Website and app data records:
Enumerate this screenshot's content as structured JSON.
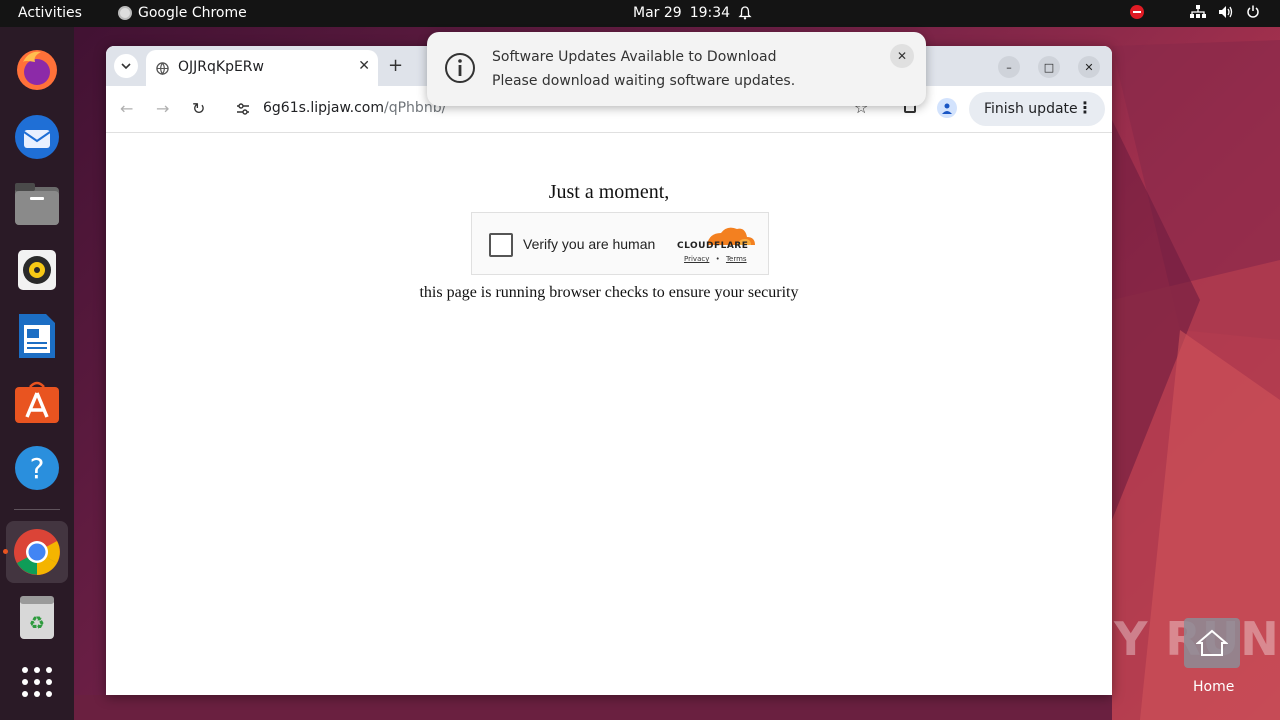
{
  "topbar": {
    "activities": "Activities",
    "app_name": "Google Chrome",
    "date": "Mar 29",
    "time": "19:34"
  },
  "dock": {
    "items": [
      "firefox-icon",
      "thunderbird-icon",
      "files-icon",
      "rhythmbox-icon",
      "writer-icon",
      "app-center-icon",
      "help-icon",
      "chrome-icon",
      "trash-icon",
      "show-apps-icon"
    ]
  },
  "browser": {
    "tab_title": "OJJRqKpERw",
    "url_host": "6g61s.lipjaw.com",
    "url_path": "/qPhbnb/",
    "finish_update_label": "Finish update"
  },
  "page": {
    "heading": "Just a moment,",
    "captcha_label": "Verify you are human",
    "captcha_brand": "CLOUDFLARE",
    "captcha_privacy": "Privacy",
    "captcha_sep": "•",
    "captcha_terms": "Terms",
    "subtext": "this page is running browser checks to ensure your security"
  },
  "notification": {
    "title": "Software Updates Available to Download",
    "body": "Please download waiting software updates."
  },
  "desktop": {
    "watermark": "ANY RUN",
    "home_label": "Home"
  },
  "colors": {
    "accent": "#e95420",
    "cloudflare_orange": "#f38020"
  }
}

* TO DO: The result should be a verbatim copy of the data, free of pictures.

* COMPLETED EXERCISE:
Enumerate this screenshot's content as structured JSON.
{
  "topbar": {
    "activities": "Activities",
    "app_name": "Google Chrome",
    "date": "Mar 29",
    "time": "19:34"
  },
  "dock": {
    "items": [
      "firefox-icon",
      "thunderbird-icon",
      "files-icon",
      "rhythmbox-icon",
      "writer-icon",
      "app-center-icon",
      "help-icon",
      "chrome-icon",
      "trash-icon",
      "show-apps-icon"
    ]
  },
  "browser": {
    "tab_title": "OJJRqKpERw",
    "url_host": "6g61s.lipjaw.com",
    "url_path": "/qPhbnb/",
    "finish_update_label": "Finish update"
  },
  "page": {
    "heading": "Just a moment,",
    "captcha_label": "Verify you are human",
    "captcha_brand": "CLOUDFLARE",
    "captcha_privacy": "Privacy",
    "captcha_sep": "•",
    "captcha_terms": "Terms",
    "subtext": "this page is running browser checks to ensure your security"
  },
  "notification": {
    "title": "Software Updates Available to Download",
    "body": "Please download waiting software updates."
  },
  "desktop": {
    "watermark": "ANY RUN",
    "home_label": "Home"
  },
  "colors": {
    "accent": "#e95420",
    "cloudflare_orange": "#f38020"
  }
}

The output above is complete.